The defectors interviewed by Human Rights Watch said that security forces detained them for relatively short terms in detention centers on their base or in nearby detention facilities. According to witnesses other defectors were sent to the notorious Tadmor military prison in Homs governorate.
A prison guard from Tadmor told Human Rights Watch that by the time he defected in August the prison housed about 2,500 prisoners. While the prisoners initially included only military personnel, the prison started receiving a growing number of detained protesters and defectors after protests erupted in March. He told Human Rights Watch that security forces there beat and tortured all prisoners, but gave defectors particularly harsh treatment.
One defector said that security forces arrested a close relative to force him to return to his unit.
Virtually all defectors interviewed by Human Rights Watch said that they were convinced that officers or intelligence agents would kill them if they refused to follow orders.

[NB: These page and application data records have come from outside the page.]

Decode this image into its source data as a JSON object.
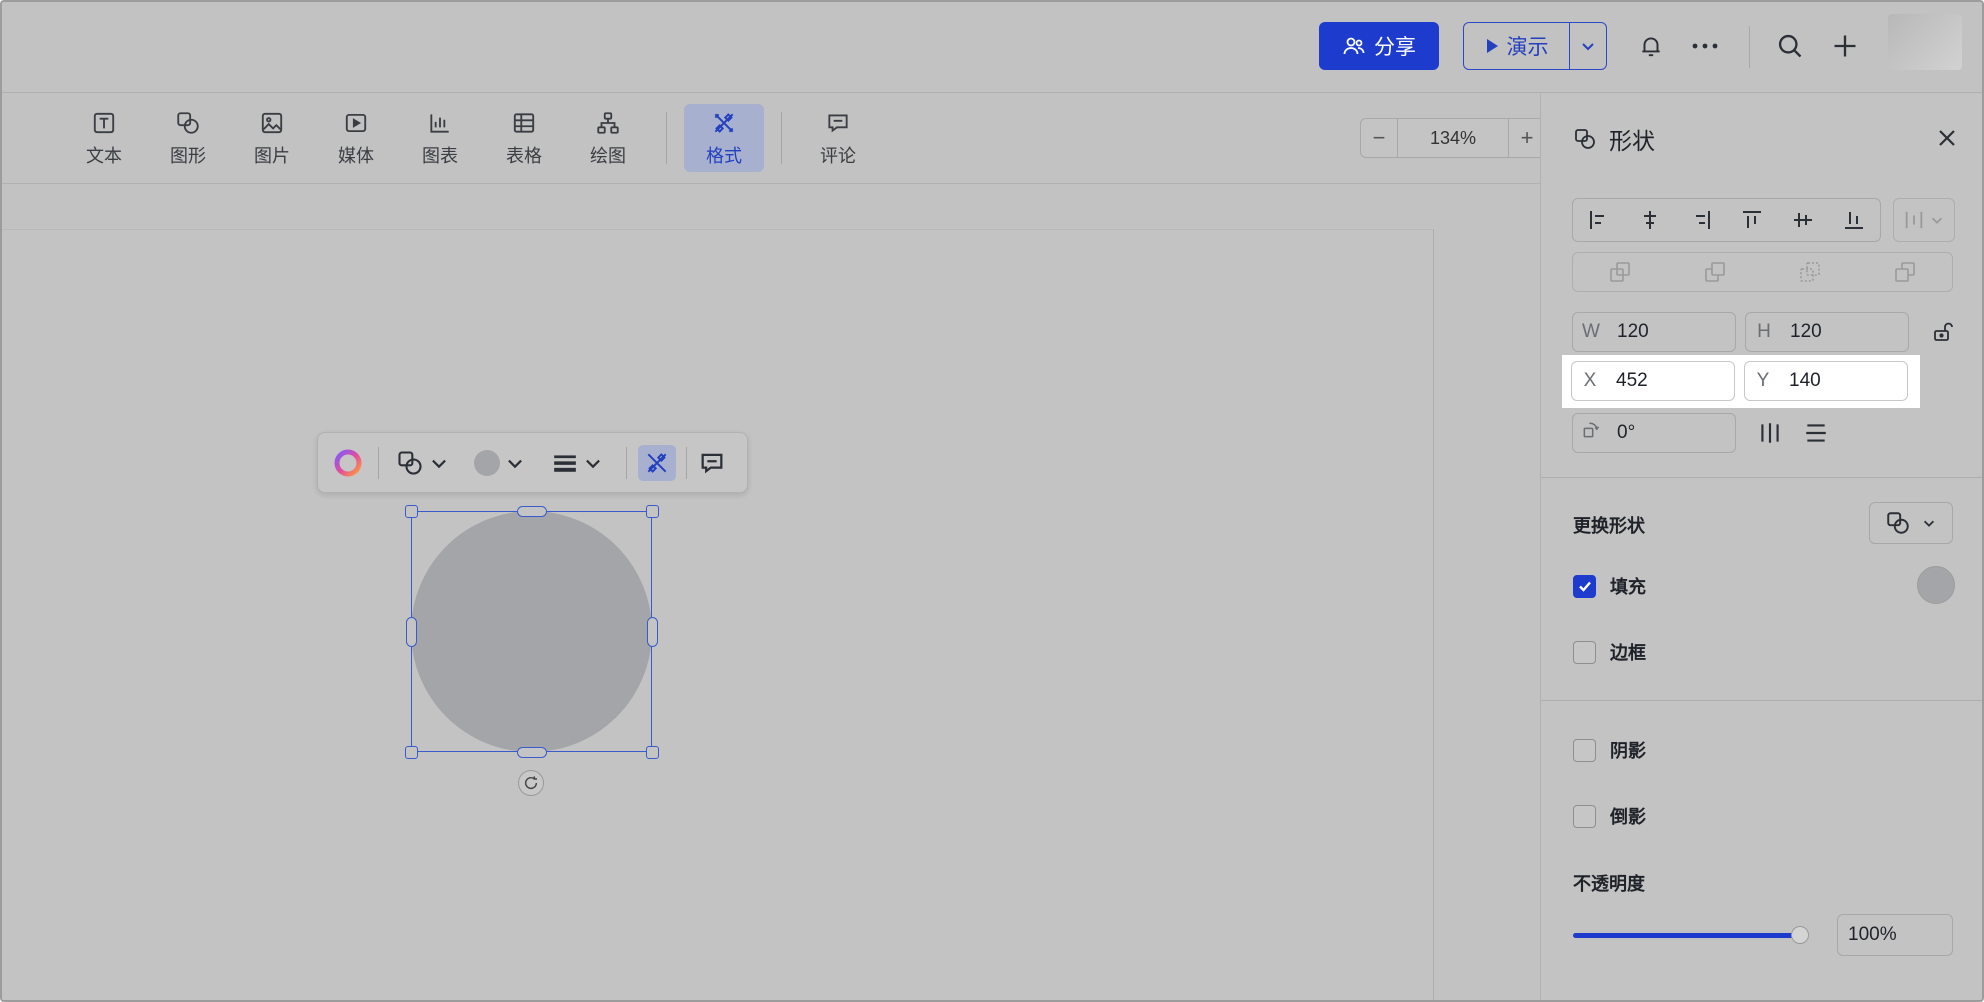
{
  "header": {
    "share_label": "分享",
    "present_label": "演示"
  },
  "toolbar": {
    "items": [
      {
        "label": "文本",
        "icon": "text-icon"
      },
      {
        "label": "图形",
        "icon": "shape-icon"
      },
      {
        "label": "图片",
        "icon": "image-icon"
      },
      {
        "label": "媒体",
        "icon": "media-icon"
      },
      {
        "label": "图表",
        "icon": "chart-icon"
      },
      {
        "label": "表格",
        "icon": "table-icon"
      },
      {
        "label": "绘图",
        "icon": "diagram-icon"
      },
      {
        "label": "格式",
        "icon": "format-icon",
        "active": true
      },
      {
        "label": "评论",
        "icon": "comment-icon"
      }
    ],
    "zoom": "134%",
    "zoom_minus": "−",
    "zoom_plus": "+"
  },
  "colors": {
    "accent": "#1d3bcc",
    "shape_fill": "#a4a5a8",
    "selection": "#3b5bcc"
  },
  "panel": {
    "title": "形状",
    "w_label": "W",
    "w_value": "120",
    "h_label": "H",
    "h_value": "120",
    "x_label": "X",
    "x_value": "452",
    "y_label": "Y",
    "y_value": "140",
    "rotation_value": "0°",
    "change_shape_label": "更换形状",
    "fill_label": "填充",
    "fill_checked": true,
    "border_label": "边框",
    "border_checked": false,
    "shadow_label": "阴影",
    "shadow_checked": false,
    "reflection_label": "倒影",
    "reflection_checked": false,
    "opacity_label": "不透明度",
    "opacity_value": "100%",
    "opacity_level": 1.0
  }
}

In standard operations to suppress protests, they said that conscript soldiers from the army or intelligence agencies lined up in front, while officers and intelligence agents stayed behind, giving orders and making sure that they followed orders. On several occasions, officers and intelligence agents explicitly threatened to kill soldiers if they did not follow orders.

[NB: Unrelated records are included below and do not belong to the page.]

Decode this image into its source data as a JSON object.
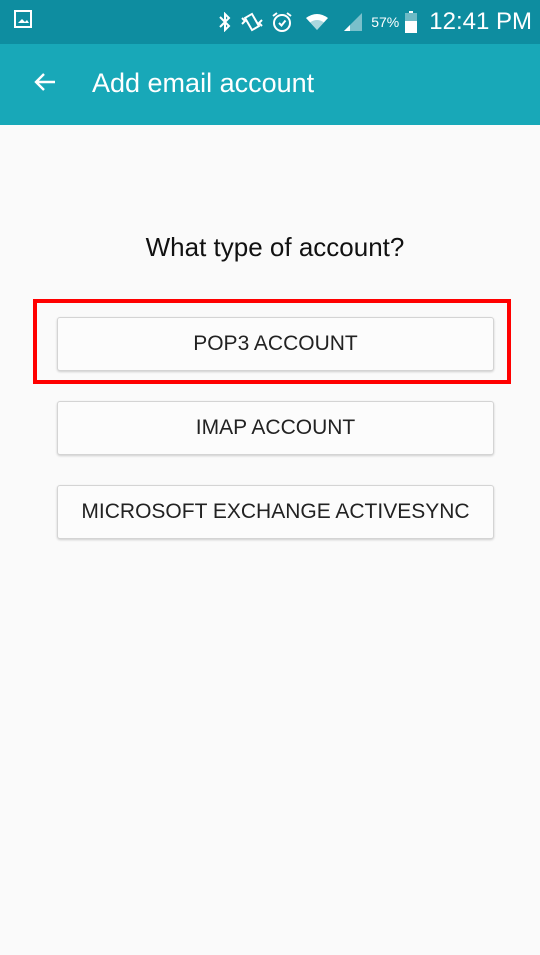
{
  "status_bar": {
    "battery_percent": "57%",
    "time": "12:41 PM",
    "icons": [
      "image-notification-icon",
      "bluetooth-icon",
      "vibrate-icon",
      "alarm-icon",
      "wifi-icon",
      "signal-icon",
      "battery-icon"
    ]
  },
  "app_bar": {
    "title": "Add email account",
    "back_icon": "arrow-back-icon"
  },
  "main": {
    "question": "What type of account?",
    "options": [
      {
        "label": "POP3 ACCOUNT",
        "highlighted": true
      },
      {
        "label": "IMAP ACCOUNT",
        "highlighted": false
      },
      {
        "label": "MICROSOFT EXCHANGE ACTIVESYNC",
        "highlighted": false
      }
    ]
  },
  "colors": {
    "status_bar": "#0e8da0",
    "app_bar": "#18a8b8",
    "background": "#fafafa",
    "highlight": "#ff0000"
  }
}
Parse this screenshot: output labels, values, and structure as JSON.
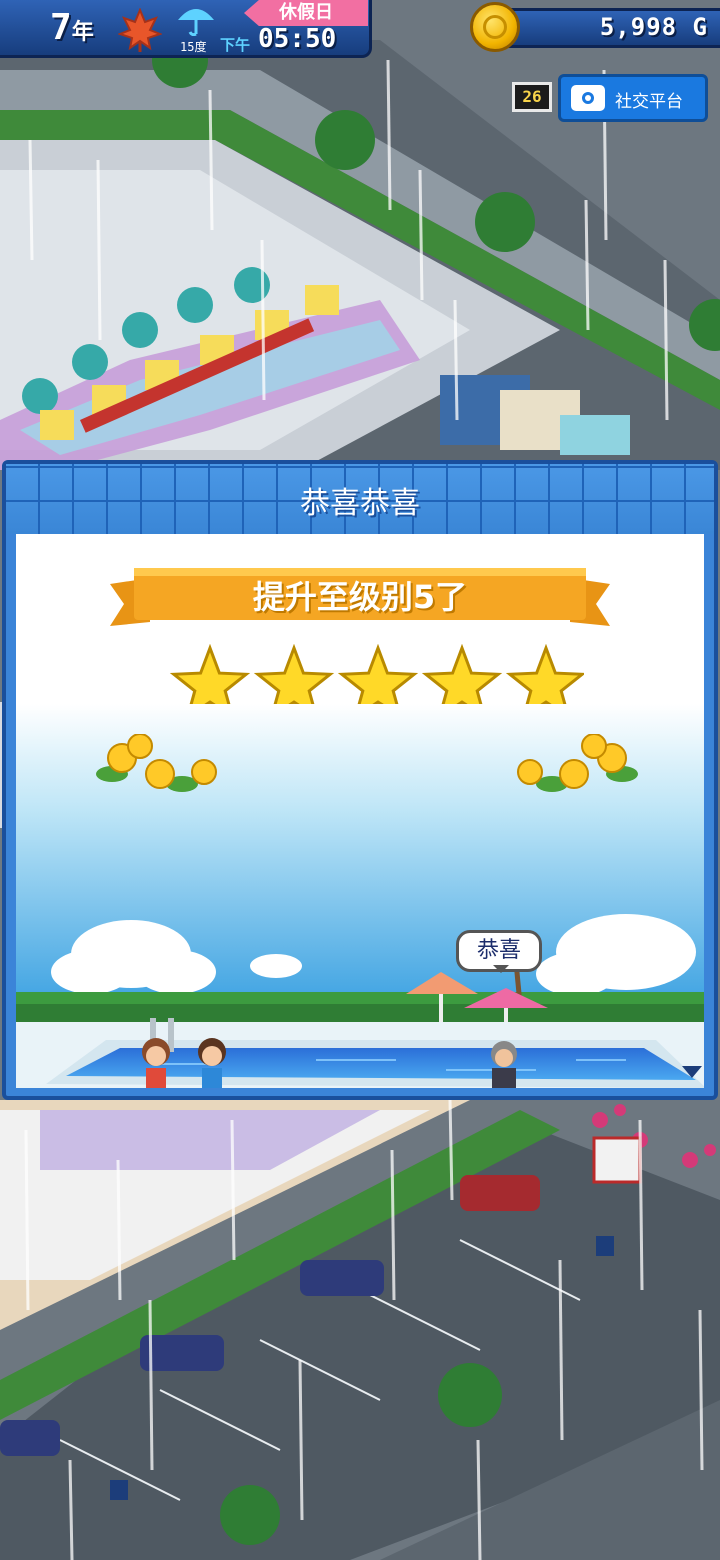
{
  "hud": {
    "year": "7",
    "year_unit": "年",
    "season_icon": "maple-leaf-icon",
    "weather_icon": "umbrella-rain-icon",
    "temperature": "15度",
    "period": "下午",
    "time": "05:50",
    "day_type": "休假日",
    "gold": "5,998",
    "gold_unit": "G",
    "date_badge": "26",
    "social_label": "社交平台"
  },
  "dialog": {
    "title": "恭喜恭喜",
    "ribbon_text": "提升至级别5了",
    "stars": 5,
    "speech": "恭喜"
  },
  "colors": {
    "hud_blue": "#2f63b6",
    "holiday_pink": "#f26fa2",
    "gold": "#f2b400",
    "dialog_blue": "#3b84d8",
    "ribbon_orange": "#f5a623",
    "star_yellow": "#ffd928",
    "social_blue": "#1a79e0"
  }
}
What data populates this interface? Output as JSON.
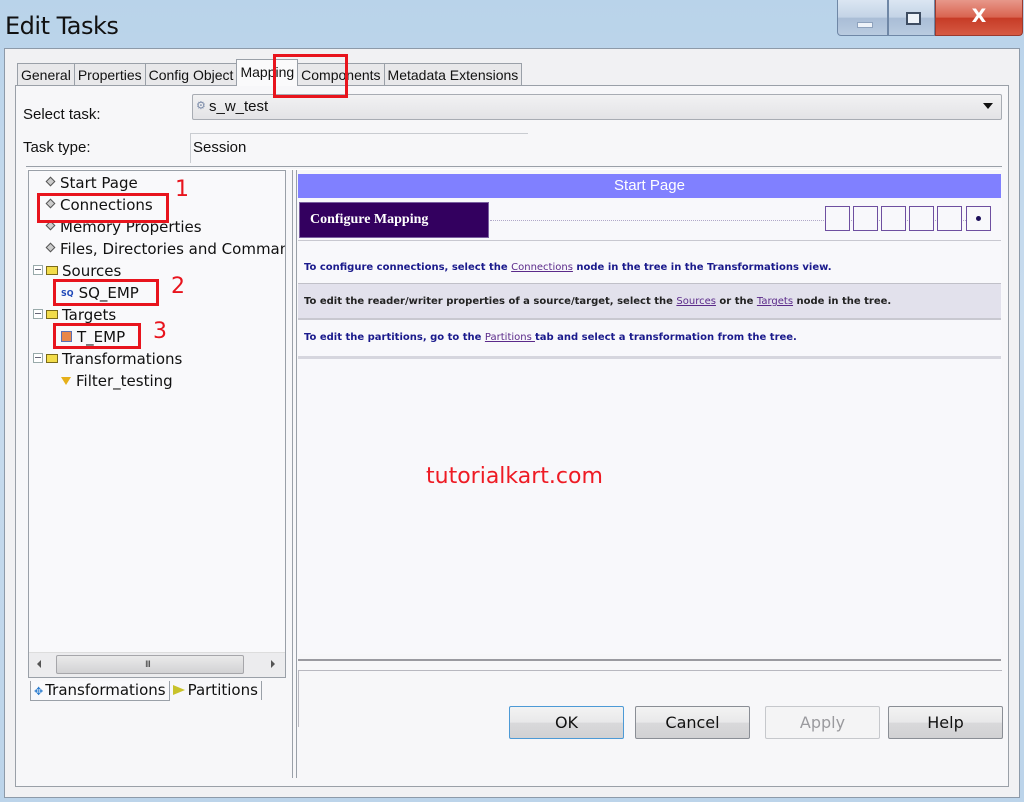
{
  "window": {
    "title": "Edit Tasks",
    "controls": {
      "minimize": "minimize",
      "maximize": "maximize",
      "close": "X"
    }
  },
  "tabs": [
    {
      "label": "General",
      "active": false
    },
    {
      "label": "Properties",
      "active": false
    },
    {
      "label": "Config Object",
      "active": false
    },
    {
      "label": "Mapping",
      "active": true
    },
    {
      "label": "Components",
      "active": false
    },
    {
      "label": "Metadata Extensions",
      "active": false
    }
  ],
  "form": {
    "select_task_label": "Select task:",
    "select_task_value": "s_w_test",
    "task_type_label": "Task type:",
    "task_type_value": "Session"
  },
  "tree": {
    "items": [
      {
        "label": "Start Page",
        "icon": "diamond-icon"
      },
      {
        "label": "Connections",
        "icon": "diamond-icon"
      },
      {
        "label": "Memory Properties",
        "icon": "diamond-icon"
      },
      {
        "label": "Files, Directories and Commands",
        "icon": "diamond-icon"
      },
      {
        "label": "Sources",
        "icon": "folder-icon"
      },
      {
        "label": "SQ_EMP",
        "icon": "source-qualifier-icon"
      },
      {
        "label": "Targets",
        "icon": "folder-icon"
      },
      {
        "label": "T_EMP",
        "icon": "target-icon"
      },
      {
        "label": "Transformations",
        "icon": "folder-icon"
      },
      {
        "label": "Filter_testing",
        "icon": "filter-icon"
      }
    ],
    "annotations": [
      "1",
      "2",
      "3"
    ]
  },
  "bottom_tabs": [
    {
      "label": "Transformations",
      "active": true
    },
    {
      "label": "Partitions",
      "active": false
    }
  ],
  "start_page": {
    "header": "Start Page",
    "configure_title": "Configure Mapping",
    "rows": {
      "r1": {
        "pre": "To configure connections, select the ",
        "link": "Connections",
        "post": " node in the tree in the Transformations view."
      },
      "r2": {
        "pre": "To edit the reader/writer properties of a source/target, select the ",
        "link1": "Sources",
        "mid": " or the ",
        "link2": "Targets",
        "post": " node in the tree."
      },
      "r3": {
        "pre": "To edit the partitions, go to the ",
        "link": "Partitions ",
        "post": "tab and select a transformation from the tree."
      }
    }
  },
  "watermark": "tutorialkart.com",
  "buttons": {
    "ok": "OK",
    "cancel": "Cancel",
    "apply": "Apply",
    "help": "Help"
  },
  "colors": {
    "accent": "#8080ff",
    "configure_bg": "#33005f",
    "annotation": "#e8141d"
  }
}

Most of the defectors said that they tried to evade orders by aiming at protesters’ feet, or firing in the air, but in some cases felt that they had to shoot at the protesters or commit other abuses because they thought that they would themselves be killed otherwise. A few took up arms against intelligence agents and officers who ordered the killings, and many said they defected when they realized that their commanders were ordering them to shoot at unarmed protesters as opposed to the “armed gangs” that they had been told to expect.
The Syrian government’s response to credible accusations of human rights violations has been inadequate and has fostered a climate of impunity, including for unlawful killings, torture, enforced disappearance, and arbitrary detention. Human Rights Watch is not aware of any public information about specific investigations or prosecutions related to violations described in this report.

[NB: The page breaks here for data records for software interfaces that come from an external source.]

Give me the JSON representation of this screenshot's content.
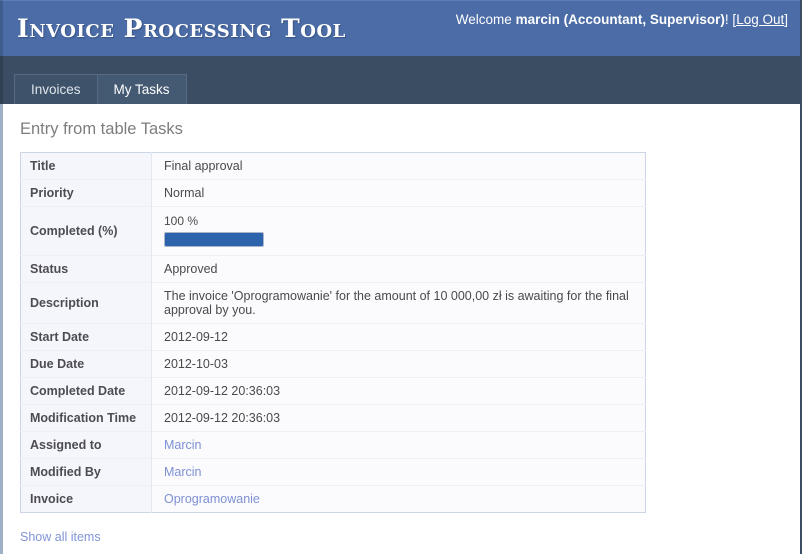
{
  "header": {
    "app_title": "Invoice Processing Tool",
    "welcome_prefix": "Welcome",
    "user_name": "marcin (Accountant, Supervisor)",
    "welcome_suffix": "!",
    "bracket_open": "[",
    "logout_label": "Log Out",
    "bracket_close": "]",
    "accent_color": "#4b6ca6"
  },
  "nav": {
    "tabs": [
      {
        "label": "Invoices",
        "active": true
      },
      {
        "label": "My Tasks",
        "active": false
      }
    ],
    "bar_color": "#3a4d63"
  },
  "main": {
    "page_title": "Entry from table Tasks",
    "show_all_label": "Show all items",
    "progress": {
      "percent_text": "100 %",
      "percent_value": 100,
      "fill_color": "#2d62ad"
    },
    "rows": [
      {
        "label": "Title",
        "value": "Final approval",
        "type": "text"
      },
      {
        "label": "Priority",
        "value": "Normal",
        "type": "text"
      },
      {
        "label": "Completed (%)",
        "value": "100 %",
        "type": "progress"
      },
      {
        "label": "Status",
        "value": "Approved",
        "type": "text"
      },
      {
        "label": "Description",
        "value": "The invoice 'Oprogramowanie' for the amount of 10 000,00 zł is awaiting for the final approval by you.",
        "type": "text"
      },
      {
        "label": "Start Date",
        "value": "2012-09-12",
        "type": "text"
      },
      {
        "label": "Due Date",
        "value": "2012-10-03",
        "type": "text"
      },
      {
        "label": "Completed Date",
        "value": "2012-09-12 20:36:03",
        "type": "text"
      },
      {
        "label": "Modification Time",
        "value": "2012-09-12 20:36:03",
        "type": "text"
      },
      {
        "label": "Assigned to",
        "value": "Marcin",
        "type": "link"
      },
      {
        "label": "Modified By",
        "value": "Marcin",
        "type": "link"
      },
      {
        "label": "Invoice",
        "value": "Oprogramowanie",
        "type": "link"
      }
    ]
  }
}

While many states have condemned Syria’s use of violence and some have followed those words with actions aimed at pushing the Syrian government to change course, the international community has been slow to take collective action.
Considering the evidence that crimes against humanity have been committed in Syria, the pervasive climate of impunity for security forces and pro-government militias, and the grave nature of many of their abuses, Human Rights Watch calls on the United Nations Security Council to refer the situation in Syria to the International Criminal Court—the forum most capable of effectively investigating and prosecuting those bearing the greatest responsibility for the crimes committed and offering accountability to the Syrian people. The Security Council should also require states to suspend all military sales and assistance to the Syrian government and adopt targeted sanctions on officials credibly implicated in the ongoing grave, widespread, and systematic violations of international human rights law. Human Rights Watch also calls on all states, in accordance with their national laws, to bring to justice under the principle of universal jurisdiction those who have committed crimes against humanity.